Plaintiff's response invokes the "continuing violation" doctrine, which is generally applied to excuse exhaustion for a series of related acts that occurred before a timely presented claim. See Webb v. District of Columbia, 864 F. Supp. 175 (D.D.C. 1994); see, e.g., Albritton v. Kantor, 944 F. Supp. 966 (D.D.C. 1996); Valentino, supra, 674 F.2d 56 at 66. The "continuing violation" alleged in this case, however, involves acts or omissions that occurred concurrent with and after plaintiff's May 1992 complaint.
Plaintiff's suit is limited to claims that are like the allegations that were administratively charged or reasonably expected to grow out of the ensuing investigation. Park v. Howard University, 315 U.S. App. D.C. 196, 71 F.3d 904, 907 (D.C. Cir. 1995), cert. denied, 136 L. Ed. 2d 20, 117 S. Ct. 57 (1996). Administrative complaints are to be liberally construed and should be interpreted in the context of the entire administrative record. President v. Vance, 200 U.S. App. D.C. 300, 627 F.2d 353 (D.C. Cir. 1980). The question that must be addressed in this case is whether the Department was on notice that plaintiff was complaining of that concurrent and later conduct. If the answer is yes, plaintiff is considered to have exhausted his administrative remedies with regard to that conduct. See Loe v. Heckler, 247 U.S. App. D.C. 292, 768 F.2d 409, 420 (D.C. Cir. 1985).
Plaintiff's May 1992 complaint referred (without naming them) to three other GS-13 positions for which he had applied, and his grievance, filed at the same time, cited (also without specification) five instances of nonselection for GS-13 positions. The complaint and other documents in the administrative record thus put the Department on notice that plaintiff was complaining, not just about his nonselection for 91-509 and 91-463, but generally about his nonselection for a GS-13 position despite having submitted numerous applications for such positions. See President, 627 F.2d at 361-62; see also Webb, 864 F. Supp. at 184 (informal grievances put employer on notice of allegations not in administrative charge). The positions for which plaintiff applied from August 1991 to May 1992 fall within the scope of his administrative complaint.
The positions for which plaintiff applied after his May 1992 complaint, and outside of the charge-filing period, cannot be the subject of this lawsuit. It is true that an employee is not required to file subsequent administrative charges if the employer was on notice of a claim that its actions violated Title VII and was afforded an opportunity to pursue a mutually satisfactory resolution with the employee. See Loe, 768 F.2d at 418, 420. But an employee may not maintain an action on claims that were never presented for agency consideration. Id. at 420. Plaintiff's May 1992 complaint did not allege that the acts of discrimination were of a continuing nature. Nor is there any evidence to suggest that plaintiff put the employer on notice that it had violated Title VII through post-charge conduct. The claims of nonselection for positions that plaintiff applied for after May 14, 1992 must accordingly be dismissed.

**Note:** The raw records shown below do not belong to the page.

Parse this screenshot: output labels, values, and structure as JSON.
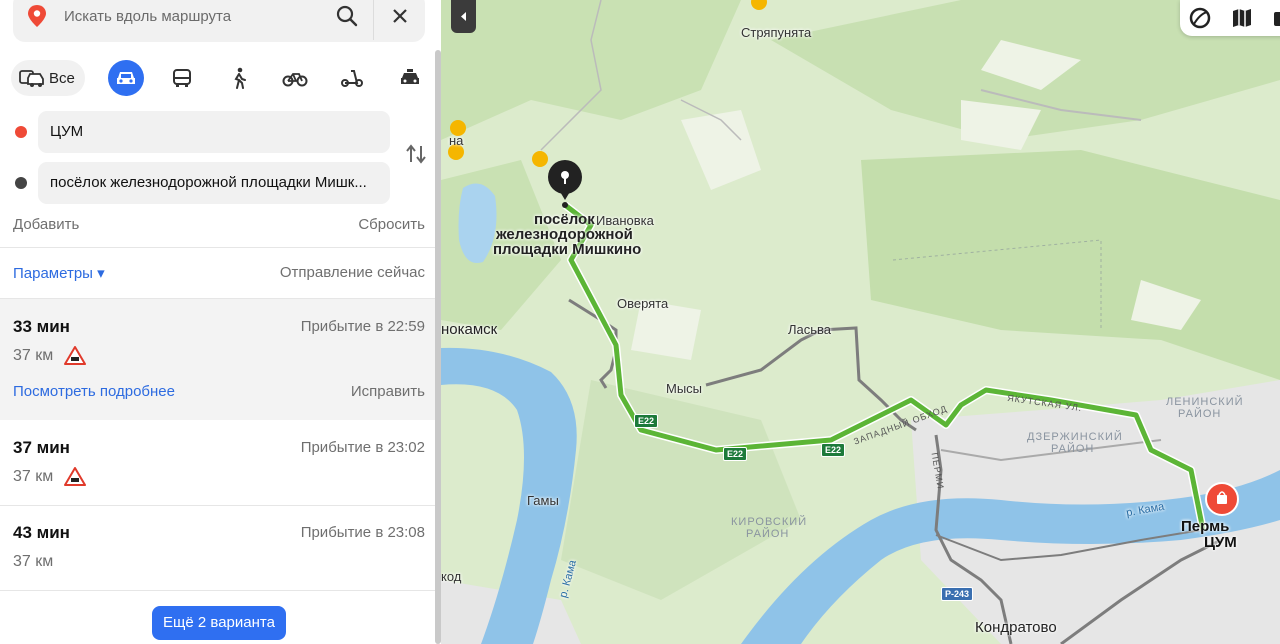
{
  "search": {
    "placeholder": "Искать вдоль маршрута"
  },
  "modes": {
    "all_label": "Все",
    "items": [
      "car",
      "bus",
      "walk",
      "bike",
      "scooter",
      "taxi"
    ],
    "active": "car"
  },
  "waypoints": {
    "from": "ЦУМ",
    "to": "посёлок железнодорожной площадки Мишк...",
    "add": "Добавить",
    "reset": "Сбросить"
  },
  "options": {
    "params": "Параметры ▾",
    "departure": "Отправление сейчас"
  },
  "routes": [
    {
      "time": "33 мин",
      "arrival": "Прибытие в 22:59",
      "distance": "37 км",
      "warning": true,
      "details": "Посмотреть подробнее",
      "fix": "Исправить"
    },
    {
      "time": "37 мин",
      "arrival": "Прибытие в 23:02",
      "distance": "37 км",
      "warning": true
    },
    {
      "time": "43 мин",
      "arrival": "Прибытие в 23:08",
      "distance": "37 км",
      "warning": false
    }
  ],
  "more_button": "Ещё 2 варианта",
  "map": {
    "labels": {
      "strjapunyata": "Стряпунята",
      "ivanovka": "Ивановка",
      "dest_line1": "посёлок",
      "dest_line2": "железнодорожной",
      "dest_line3": "площадки Мишкино",
      "overyata": "Оверята",
      "krasnokamsk": "нокамск",
      "lasva": "Ласьва",
      "mysy": "Мысы",
      "gamy": "Гамы",
      "kirovsky1": "КИРОВСКИЙ",
      "kirovsky2": "РАЙОН",
      "dzerzh1": "ДЗЕРЖИНСКИЙ",
      "dzerzh2": "РАЙОН",
      "lenin1": "ЛЕНИНСКИЙ",
      "lenin2": "РАЙОН",
      "perm": "Пермь",
      "tsum": "ЦУМ",
      "kondratovo": "Кондратово",
      "kama1": "р. Кама",
      "kama2": "р. Кама",
      "kod": "код",
      "na": "на",
      "yakutskaya": "ЯКУТСКАЯ УЛ.",
      "zap_obhod": "ЗАПАДНЫЙ ОБХОД",
      "permi": "ПЕРМИ",
      "e22a": "E22",
      "e22b": "E22",
      "e22c": "E22",
      "r243": "Р-243"
    },
    "colors": {
      "route": "#5cb536",
      "alt_route": "#7d7d7d",
      "river": "#8fc3e8",
      "forest": "#c6dfb0",
      "accent": "#2f6ff1"
    }
  }
}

Claims of retaliation may be raised for the first time in federal court, Webb, 864 F. Supp. at 184, particularly where, as in this case, the claimant has filed an earlier administrative complaint of reprisal and alleges further retaliation as a result. Id. To the extent that the claims of nonselection are also alleged as acts of retaliation, they are encompassed within this action.
Defendant's motion for summary judgment is premature as it relates to plaintiff's surviving action. Plaintiff's pleadings demonstrate that without further discovery he is unable to present facts essential to justify his opposition. Plaintiff's request for a continuance will be granted, and the parties will be directed to submit a revised scheduling order.
One outstanding issue can be resolved without awaiting completion of discovery, however. Defendant moves to strike plaintiff's claims for compensatory damages for actions with regard to claims that arose before the effective date of the Civil Rights Act of 1991: the 1990 failure to select a team leader; the 1990 performance evaluation; and allegations of denigrating words in 1990. Plaintiff's response concedes that he is not entitled to a jury trial or compensatory damages on those claims, but he argues that evidence of those claims may nevertheless be relevant at trial for context and background. The concession moots defendant's motion to strike.
* * * *
An appropriate order accompanies this memorandum.
United States District Judge
Dated: January 20, 1998
For the reasons set forth in the accompanying memorandum, it is this 20th day of January, 1998,
ORDERED that defendant's motion to dismiss [# 18-1] is granted in part and denied in part. It is
FURTHER ORDERED that, with respect to the counts not dismissed, defendant's motion for summary judgment [# 18-2] is denied. And it is
FURTHER ORDERED that a status conference is set for 4:30 p.m., February 4, 1998.
United States District Judge